11. Even in the act of invocation of the Name, its literal repetition ought not to be continuous. The Name pronounced may be extended and prolonged in seconds or minutes of silent rest and attention. The repetition of the Name may be likened to the beating of wings by which a bird rises into the air. It must never be laboured and forced, or hurried, or in the nature of a flapping. It must be gentle easy, and- let us give to this word its deepest meaning- graceful. When the bird has reached the desired height it glides in its flight, and only beats its wing from time to time in order to stay in the air. So the soul, having attained to the thought of Jesus and filled herself with the memory of him may discontinue the repetition of the Name and rest in Our Lord. The repetition will only be resumed when other thoughts threaten to crowd out the thought of Jesus. Then the invocation will start again in order to gain fresh impetus.
12.Continue this invocation for as long as you wish or as you can. The prayer is naturally interrupted by tiredness. Then do not insist. But resume it at any time and wherever you may be, when you feel again so inclined. In time you will find that the Name of Jesus will spontaneously come to your lips and almost continuously be present to your mind, though in a quiescent and latent manner. Even your sleep will be impregnated with the Name and memory of Jesus. 'I sleep, but my heart waketh.'

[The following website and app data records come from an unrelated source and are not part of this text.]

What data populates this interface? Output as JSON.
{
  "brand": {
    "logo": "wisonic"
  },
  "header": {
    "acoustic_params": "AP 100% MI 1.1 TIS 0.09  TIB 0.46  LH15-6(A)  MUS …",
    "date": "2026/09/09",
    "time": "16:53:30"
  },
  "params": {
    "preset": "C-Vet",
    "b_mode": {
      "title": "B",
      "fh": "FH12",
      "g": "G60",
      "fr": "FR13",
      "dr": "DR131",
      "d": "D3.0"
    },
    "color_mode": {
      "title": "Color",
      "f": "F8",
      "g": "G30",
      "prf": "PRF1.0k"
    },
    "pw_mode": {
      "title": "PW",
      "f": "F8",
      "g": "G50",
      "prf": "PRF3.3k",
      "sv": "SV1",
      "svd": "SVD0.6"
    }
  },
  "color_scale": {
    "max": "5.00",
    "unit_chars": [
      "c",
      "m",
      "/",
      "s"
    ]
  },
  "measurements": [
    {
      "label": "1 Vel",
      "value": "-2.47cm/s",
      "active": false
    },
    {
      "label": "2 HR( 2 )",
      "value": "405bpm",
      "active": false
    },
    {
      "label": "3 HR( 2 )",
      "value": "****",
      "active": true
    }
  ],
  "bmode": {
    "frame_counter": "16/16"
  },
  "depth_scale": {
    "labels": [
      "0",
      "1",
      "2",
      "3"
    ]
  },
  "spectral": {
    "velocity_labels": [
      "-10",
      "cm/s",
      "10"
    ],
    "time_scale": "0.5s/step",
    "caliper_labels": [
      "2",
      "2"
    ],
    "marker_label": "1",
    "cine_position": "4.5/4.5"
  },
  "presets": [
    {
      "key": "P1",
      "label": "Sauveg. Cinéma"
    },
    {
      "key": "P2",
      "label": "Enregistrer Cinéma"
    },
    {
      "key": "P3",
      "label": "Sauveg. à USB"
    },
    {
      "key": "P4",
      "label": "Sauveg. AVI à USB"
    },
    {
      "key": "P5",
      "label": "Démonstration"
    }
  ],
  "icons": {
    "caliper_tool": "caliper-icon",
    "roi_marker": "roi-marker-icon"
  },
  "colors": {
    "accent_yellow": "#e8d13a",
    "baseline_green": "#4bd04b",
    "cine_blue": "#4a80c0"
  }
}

13. When we are engaged in the invocation of the Name, it is natural that we should hope and endeavour to reach some 'positive' or 'tangible' result, i.e., to feel that we have established a real contact with the person of Our Lord: 'If I may but touch his garment, I shall be whole'. This blissful experience is the desired climax of the invocation of the Name: 'I will not let thee go, except thou bless me'. But we must avoid an over-eager longing for such experiences: religious emotion may easily become a disguise for some dangerous kind of greed and sensuousness. Let us not think that, if we have spent a certain time in the invocation of the Name without 'feeling' anything, our time has been wasted and our effort unfruitful. On the contrary this apparently barren prayer may be more pleasing to God than our moments of rapture, because it is pure from any selfish quest for spiritual delight. It is the prayer of the plain and naked will. We should therefore persevere in assigning every day some regular and fixed time to the invocation of the Name, even if it seems to us that this prayer leaves us cold and dry; and such an earnest exertion of the will, such a sober 'waiting' on the Name cannot fail to bring us some blessing and strength.
14. Moreover, the invocation of the Name seldom leaves us in a state of dryness. Those who have some experience of it agree that it is very often accompanied by an inner feeling of joy, warmth and light. One has an impression of moving and walking in the light. There is in this prayer no heaviness, no languishing, no struggling. 'Thy name is as ointment poured forth… Draw me; we will run after thee.'
Source: Fr Lev Gillet, 1985, On the Invocation of the Name of Jesus, Templegate Publishers, Illinois, pp. 17-24.